____ INPUT DATA
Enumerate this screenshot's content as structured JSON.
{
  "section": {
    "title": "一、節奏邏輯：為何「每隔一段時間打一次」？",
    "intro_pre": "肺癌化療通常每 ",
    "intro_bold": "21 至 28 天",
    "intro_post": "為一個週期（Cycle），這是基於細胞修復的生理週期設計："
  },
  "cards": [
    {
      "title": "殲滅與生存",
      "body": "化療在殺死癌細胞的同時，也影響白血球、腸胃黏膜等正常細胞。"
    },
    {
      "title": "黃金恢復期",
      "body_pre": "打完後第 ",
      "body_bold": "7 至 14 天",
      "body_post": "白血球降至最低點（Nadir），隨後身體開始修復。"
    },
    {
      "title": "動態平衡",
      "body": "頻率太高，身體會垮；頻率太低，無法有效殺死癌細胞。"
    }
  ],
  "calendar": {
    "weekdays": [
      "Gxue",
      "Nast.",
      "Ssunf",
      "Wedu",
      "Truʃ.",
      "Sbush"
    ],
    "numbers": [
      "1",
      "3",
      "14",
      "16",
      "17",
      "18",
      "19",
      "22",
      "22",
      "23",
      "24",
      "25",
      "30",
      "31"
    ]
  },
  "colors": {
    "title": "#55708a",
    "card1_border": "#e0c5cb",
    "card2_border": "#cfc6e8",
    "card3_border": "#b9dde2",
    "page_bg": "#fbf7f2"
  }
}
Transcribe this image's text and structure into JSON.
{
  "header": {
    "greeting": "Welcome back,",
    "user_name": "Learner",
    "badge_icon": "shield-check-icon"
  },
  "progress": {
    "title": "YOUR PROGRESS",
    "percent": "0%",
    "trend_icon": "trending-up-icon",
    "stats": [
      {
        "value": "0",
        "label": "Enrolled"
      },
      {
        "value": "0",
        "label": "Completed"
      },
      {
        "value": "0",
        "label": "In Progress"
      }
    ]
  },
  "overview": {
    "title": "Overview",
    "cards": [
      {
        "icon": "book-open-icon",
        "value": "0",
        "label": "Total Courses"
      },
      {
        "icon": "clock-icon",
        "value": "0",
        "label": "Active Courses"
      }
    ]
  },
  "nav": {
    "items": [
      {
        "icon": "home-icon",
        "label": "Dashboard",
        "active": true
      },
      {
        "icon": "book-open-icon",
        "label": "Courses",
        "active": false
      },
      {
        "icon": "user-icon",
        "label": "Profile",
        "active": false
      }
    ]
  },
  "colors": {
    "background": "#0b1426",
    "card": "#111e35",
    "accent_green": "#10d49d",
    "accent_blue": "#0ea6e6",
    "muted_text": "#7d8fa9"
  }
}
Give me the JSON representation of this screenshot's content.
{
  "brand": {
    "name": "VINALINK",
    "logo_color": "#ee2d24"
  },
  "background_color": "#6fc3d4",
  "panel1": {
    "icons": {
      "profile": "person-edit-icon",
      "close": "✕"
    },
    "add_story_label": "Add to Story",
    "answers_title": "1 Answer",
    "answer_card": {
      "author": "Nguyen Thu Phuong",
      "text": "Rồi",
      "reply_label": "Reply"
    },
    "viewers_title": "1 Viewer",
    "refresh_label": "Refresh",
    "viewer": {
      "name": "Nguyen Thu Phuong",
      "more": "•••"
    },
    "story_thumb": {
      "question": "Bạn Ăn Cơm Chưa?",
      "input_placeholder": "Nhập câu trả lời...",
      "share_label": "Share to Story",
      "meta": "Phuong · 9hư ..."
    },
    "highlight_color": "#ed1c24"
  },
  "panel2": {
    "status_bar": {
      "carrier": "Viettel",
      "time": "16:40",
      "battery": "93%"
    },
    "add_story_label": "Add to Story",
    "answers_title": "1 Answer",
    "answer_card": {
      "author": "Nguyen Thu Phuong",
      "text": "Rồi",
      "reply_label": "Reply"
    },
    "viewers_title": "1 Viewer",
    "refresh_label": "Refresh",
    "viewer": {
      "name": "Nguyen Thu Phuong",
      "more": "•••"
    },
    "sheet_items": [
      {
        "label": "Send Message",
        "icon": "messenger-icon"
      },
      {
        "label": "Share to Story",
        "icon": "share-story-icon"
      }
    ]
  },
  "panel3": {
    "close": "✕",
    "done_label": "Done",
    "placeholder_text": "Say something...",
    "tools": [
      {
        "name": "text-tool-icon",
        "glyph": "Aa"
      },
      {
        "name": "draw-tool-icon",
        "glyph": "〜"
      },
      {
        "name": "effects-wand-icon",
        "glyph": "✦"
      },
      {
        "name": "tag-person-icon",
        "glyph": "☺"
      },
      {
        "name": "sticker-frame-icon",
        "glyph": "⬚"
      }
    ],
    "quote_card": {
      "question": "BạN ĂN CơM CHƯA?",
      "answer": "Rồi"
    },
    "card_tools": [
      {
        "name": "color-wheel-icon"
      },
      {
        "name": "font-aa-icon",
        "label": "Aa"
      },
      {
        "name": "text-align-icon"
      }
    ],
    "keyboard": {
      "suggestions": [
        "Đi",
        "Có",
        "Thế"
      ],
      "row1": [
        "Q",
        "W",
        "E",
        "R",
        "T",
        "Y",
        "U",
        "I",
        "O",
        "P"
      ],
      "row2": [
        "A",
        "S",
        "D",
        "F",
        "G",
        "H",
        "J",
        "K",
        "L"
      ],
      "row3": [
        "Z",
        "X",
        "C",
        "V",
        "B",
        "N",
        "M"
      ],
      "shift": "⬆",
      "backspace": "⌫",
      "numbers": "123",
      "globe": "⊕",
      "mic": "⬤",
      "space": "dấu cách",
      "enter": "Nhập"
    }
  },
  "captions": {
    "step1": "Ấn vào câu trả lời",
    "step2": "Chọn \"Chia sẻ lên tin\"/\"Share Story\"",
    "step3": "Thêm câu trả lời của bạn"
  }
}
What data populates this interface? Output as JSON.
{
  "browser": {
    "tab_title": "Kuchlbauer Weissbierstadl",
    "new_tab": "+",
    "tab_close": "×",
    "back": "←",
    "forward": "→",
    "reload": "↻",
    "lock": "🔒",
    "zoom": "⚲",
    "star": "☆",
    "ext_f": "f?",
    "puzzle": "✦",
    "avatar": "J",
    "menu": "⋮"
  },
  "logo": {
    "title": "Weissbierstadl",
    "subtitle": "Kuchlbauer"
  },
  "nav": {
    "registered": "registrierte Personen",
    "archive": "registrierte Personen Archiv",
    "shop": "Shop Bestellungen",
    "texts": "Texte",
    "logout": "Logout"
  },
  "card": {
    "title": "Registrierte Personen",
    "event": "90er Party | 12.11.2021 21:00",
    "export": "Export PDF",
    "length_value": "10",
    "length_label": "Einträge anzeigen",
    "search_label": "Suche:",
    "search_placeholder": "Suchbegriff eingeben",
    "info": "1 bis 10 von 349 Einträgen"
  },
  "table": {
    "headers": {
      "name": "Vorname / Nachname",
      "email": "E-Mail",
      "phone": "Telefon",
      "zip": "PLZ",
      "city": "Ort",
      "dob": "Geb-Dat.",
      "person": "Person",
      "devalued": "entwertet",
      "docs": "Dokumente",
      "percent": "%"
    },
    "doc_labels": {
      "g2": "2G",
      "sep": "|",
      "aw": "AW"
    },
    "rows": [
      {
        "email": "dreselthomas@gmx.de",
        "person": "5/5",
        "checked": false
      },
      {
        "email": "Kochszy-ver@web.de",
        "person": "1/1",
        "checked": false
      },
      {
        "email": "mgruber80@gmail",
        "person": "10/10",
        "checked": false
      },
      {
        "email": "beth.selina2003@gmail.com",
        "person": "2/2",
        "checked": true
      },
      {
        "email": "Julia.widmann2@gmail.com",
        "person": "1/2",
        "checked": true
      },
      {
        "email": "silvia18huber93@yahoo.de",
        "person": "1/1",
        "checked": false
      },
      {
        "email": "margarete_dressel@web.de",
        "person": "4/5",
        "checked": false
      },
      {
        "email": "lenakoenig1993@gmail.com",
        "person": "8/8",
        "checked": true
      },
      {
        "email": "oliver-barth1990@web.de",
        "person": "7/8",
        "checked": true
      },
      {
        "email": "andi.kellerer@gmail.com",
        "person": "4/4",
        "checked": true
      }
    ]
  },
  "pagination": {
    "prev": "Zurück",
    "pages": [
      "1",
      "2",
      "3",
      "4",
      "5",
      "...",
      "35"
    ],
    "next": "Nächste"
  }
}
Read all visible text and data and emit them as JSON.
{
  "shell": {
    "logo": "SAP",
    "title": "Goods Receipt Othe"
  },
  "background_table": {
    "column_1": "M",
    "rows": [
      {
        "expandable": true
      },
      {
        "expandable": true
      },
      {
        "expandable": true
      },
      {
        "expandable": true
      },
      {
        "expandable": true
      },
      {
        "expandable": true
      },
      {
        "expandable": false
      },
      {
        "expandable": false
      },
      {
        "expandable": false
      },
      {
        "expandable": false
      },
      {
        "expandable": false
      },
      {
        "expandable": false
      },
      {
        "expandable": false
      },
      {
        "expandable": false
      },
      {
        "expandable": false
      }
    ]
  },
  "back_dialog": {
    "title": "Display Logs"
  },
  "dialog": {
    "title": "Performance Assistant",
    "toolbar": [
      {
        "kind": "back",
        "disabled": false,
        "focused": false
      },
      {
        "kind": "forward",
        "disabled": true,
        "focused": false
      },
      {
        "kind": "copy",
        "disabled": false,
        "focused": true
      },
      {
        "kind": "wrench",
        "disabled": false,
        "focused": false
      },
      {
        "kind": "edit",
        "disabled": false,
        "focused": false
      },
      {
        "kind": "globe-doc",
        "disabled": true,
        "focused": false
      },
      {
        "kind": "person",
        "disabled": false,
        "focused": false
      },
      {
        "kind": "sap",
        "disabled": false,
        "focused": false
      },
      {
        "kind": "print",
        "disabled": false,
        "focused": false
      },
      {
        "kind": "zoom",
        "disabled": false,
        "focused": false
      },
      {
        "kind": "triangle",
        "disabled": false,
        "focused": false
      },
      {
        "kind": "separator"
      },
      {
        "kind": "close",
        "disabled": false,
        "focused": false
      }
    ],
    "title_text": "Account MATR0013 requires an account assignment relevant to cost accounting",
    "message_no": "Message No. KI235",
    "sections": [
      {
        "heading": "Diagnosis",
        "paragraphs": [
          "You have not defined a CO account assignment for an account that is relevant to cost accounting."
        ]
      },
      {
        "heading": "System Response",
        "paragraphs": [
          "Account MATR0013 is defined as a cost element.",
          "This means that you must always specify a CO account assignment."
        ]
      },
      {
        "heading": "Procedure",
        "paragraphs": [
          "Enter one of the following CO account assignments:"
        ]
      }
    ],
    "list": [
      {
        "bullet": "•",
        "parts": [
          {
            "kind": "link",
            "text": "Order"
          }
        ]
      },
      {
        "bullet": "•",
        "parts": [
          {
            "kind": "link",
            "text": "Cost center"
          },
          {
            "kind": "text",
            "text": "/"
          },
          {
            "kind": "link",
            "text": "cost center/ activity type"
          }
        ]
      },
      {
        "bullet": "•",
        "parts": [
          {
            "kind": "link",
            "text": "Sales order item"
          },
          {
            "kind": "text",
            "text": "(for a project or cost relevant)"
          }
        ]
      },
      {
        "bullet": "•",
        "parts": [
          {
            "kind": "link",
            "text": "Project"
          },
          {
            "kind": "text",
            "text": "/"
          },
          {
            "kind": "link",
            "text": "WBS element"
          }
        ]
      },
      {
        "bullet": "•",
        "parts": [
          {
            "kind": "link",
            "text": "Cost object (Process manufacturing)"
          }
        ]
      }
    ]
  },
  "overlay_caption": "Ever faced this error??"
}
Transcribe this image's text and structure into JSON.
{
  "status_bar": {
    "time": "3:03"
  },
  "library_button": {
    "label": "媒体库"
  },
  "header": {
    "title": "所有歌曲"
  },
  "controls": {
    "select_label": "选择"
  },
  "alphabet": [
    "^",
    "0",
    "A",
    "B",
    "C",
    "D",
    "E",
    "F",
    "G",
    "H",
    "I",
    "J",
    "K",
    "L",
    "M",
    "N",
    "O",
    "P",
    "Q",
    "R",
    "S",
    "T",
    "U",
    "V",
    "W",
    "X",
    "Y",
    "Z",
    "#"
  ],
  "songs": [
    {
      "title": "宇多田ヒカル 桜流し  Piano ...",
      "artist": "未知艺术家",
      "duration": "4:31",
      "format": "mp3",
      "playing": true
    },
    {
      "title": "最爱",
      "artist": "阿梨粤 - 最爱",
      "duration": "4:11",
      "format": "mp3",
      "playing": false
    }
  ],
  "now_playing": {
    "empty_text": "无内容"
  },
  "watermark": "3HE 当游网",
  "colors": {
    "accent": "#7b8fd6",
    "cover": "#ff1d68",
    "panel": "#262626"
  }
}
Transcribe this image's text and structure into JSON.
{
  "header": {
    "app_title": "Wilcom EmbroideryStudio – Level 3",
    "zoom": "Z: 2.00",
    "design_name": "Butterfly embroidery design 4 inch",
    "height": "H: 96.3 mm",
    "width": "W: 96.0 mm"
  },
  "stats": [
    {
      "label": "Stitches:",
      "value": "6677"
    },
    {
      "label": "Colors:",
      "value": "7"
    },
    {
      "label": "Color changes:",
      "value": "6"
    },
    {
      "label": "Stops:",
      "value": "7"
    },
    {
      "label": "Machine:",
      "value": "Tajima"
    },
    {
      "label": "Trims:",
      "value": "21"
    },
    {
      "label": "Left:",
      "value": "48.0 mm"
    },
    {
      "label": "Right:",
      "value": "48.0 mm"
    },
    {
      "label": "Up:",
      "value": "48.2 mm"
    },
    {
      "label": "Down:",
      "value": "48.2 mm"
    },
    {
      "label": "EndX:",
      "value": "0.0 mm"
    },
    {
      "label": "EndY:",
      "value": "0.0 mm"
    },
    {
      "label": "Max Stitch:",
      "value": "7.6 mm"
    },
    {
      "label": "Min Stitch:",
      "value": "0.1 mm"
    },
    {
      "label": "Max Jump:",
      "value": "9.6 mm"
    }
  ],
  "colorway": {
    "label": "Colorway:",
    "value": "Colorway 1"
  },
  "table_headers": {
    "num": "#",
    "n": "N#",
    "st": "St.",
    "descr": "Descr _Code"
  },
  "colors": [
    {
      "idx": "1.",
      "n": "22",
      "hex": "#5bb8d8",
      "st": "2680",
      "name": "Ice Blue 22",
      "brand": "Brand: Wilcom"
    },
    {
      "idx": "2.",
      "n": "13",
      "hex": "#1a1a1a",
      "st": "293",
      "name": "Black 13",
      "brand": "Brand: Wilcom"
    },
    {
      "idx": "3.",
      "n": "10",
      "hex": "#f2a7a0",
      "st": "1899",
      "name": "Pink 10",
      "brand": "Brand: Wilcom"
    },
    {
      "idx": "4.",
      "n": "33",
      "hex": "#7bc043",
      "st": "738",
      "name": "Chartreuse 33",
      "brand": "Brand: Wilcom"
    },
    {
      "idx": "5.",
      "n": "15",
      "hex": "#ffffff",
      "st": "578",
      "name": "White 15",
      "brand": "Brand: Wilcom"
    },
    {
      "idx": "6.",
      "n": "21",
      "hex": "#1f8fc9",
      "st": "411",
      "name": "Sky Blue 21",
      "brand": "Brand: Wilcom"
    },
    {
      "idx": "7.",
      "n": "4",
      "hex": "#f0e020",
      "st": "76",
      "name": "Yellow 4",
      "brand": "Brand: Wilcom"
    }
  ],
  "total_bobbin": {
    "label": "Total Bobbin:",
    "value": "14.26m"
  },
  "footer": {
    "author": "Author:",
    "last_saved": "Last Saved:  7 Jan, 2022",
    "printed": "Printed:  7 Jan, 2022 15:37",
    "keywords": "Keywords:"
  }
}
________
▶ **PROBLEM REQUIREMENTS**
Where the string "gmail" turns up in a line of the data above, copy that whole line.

▶ **ANSWER**
        "email": "mgruber80@gmail",
        "email": "beth.selina2003@gmail.com",
        "email": "Julia.widmann2@gmail.com",
        "email": "lenakoenig1993@gmail.com",
        "email": "andi.kellerer@gmail.com",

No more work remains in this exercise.